[Record excerpts]
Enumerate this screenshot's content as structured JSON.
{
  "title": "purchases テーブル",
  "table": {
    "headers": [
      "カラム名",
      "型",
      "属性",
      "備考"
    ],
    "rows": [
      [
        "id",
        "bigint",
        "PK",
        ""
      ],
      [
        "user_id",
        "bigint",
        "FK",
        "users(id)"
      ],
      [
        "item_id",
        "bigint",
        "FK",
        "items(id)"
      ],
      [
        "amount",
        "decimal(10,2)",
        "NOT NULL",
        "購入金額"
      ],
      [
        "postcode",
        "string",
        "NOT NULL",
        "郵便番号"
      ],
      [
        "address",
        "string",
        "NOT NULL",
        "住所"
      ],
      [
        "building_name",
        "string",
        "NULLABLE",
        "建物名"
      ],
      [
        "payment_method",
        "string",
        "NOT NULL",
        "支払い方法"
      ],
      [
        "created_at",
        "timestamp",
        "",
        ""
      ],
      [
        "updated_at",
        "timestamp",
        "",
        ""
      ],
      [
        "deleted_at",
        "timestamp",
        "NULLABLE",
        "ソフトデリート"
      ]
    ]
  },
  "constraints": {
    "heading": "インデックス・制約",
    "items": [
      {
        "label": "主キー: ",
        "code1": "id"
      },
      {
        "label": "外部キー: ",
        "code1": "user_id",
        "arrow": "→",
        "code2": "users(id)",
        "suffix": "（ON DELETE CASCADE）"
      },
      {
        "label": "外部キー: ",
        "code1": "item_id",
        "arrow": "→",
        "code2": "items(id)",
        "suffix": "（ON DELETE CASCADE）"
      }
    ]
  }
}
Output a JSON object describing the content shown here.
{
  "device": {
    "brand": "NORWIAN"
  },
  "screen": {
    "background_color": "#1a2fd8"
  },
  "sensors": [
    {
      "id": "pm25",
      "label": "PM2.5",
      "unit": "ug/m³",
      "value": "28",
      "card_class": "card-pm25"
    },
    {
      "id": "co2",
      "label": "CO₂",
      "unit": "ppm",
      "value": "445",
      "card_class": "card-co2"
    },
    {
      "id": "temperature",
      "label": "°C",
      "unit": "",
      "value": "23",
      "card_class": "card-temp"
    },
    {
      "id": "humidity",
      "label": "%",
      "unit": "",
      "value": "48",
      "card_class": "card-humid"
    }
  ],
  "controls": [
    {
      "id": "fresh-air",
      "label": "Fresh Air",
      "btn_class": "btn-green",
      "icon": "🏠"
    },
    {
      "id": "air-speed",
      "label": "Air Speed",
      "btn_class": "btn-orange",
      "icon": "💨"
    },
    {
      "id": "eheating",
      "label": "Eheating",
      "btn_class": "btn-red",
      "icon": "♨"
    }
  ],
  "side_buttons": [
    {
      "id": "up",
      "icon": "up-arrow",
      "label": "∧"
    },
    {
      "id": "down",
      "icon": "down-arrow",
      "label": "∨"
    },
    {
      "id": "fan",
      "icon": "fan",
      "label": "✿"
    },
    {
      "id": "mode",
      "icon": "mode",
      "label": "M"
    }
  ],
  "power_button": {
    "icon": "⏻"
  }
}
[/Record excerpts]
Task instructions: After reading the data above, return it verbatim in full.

Answer for the task:
Enumerate this screenshot's content as structured JSON.
{
  "title": "purchases テーブル",
  "table": {
    "headers": [
      "カラム名",
      "型",
      "属性",
      "備考"
    ],
    "rows": [
      [
        "id",
        "bigint",
        "PK",
        ""
      ],
      [
        "user_id",
        "bigint",
        "FK",
        "users(id)"
      ],
      [
        "item_id",
        "bigint",
        "FK",
        "items(id)"
      ],
      [
        "amount",
        "decimal(10,2)",
        "NOT NULL",
        "購入金額"
      ],
      [
        "postcode",
        "string",
        "NOT NULL",
        "郵便番号"
      ],
      [
        "address",
        "string",
        "NOT NULL",
        "住所"
      ],
      [
        "building_name",
        "string",
        "NULLABLE",
        "建物名"
      ],
      [
        "payment_method",
        "string",
        "NOT NULL",
        "支払い方法"
      ],
      [
        "created_at",
        "timestamp",
        "",
        ""
      ],
      [
        "updated_at",
        "timestamp",
        "",
        ""
      ],
      [
        "deleted_at",
        "timestamp",
        "NULLABLE",
        "ソフトデリート"
      ]
    ]
  },
  "constraints": {
    "heading": "インデックス・制約",
    "items": [
      {
        "label": "主キー: ",
        "code1": "id"
      },
      {
        "label": "外部キー: ",
        "code1": "user_id",
        "arrow": "→",
        "code2": "users(id)",
        "suffix": "（ON DELETE CASCADE）"
      },
      {
        "label": "外部キー: ",
        "code1": "item_id",
        "arrow": "→",
        "code2": "items(id)",
        "suffix": "（ON DELETE CASCADE）"
      }
    ]
  }
}
Output a JSON object describing the content shown here.
{
  "device": {
    "brand": "NORWIAN"
  },
  "screen": {
    "background_color": "#1a2fd8"
  },
  "sensors": [
    {
      "id": "pm25",
      "label": "PM2.5",
      "unit": "ug/m³",
      "value": "28",
      "card_class": "card-pm25"
    },
    {
      "id": "co2",
      "label": "CO₂",
      "unit": "ppm",
      "value": "445",
      "card_class": "card-co2"
    },
    {
      "id": "temperature",
      "label": "°C",
      "unit": "",
      "value": "23",
      "card_class": "card-temp"
    },
    {
      "id": "humidity",
      "label": "%",
      "unit": "",
      "value": "48",
      "card_class": "card-humid"
    }
  ],
  "controls": [
    {
      "id": "fresh-air",
      "label": "Fresh Air",
      "btn_class": "btn-green",
      "icon": "🏠"
    },
    {
      "id": "air-speed",
      "label": "Air Speed",
      "btn_class": "btn-orange",
      "icon": "💨"
    },
    {
      "id": "eheating",
      "label": "Eheating",
      "btn_class": "btn-red",
      "icon": "♨"
    }
  ],
  "side_buttons": [
    {
      "id": "up",
      "icon": "up-arrow",
      "label": "∧"
    },
    {
      "id": "down",
      "icon": "down-arrow",
      "label": "∨"
    },
    {
      "id": "fan",
      "icon": "fan",
      "label": "✿"
    },
    {
      "id": "mode",
      "icon": "mode",
      "label": "M"
    }
  ],
  "power_button": {
    "icon": "⏻"
  }
}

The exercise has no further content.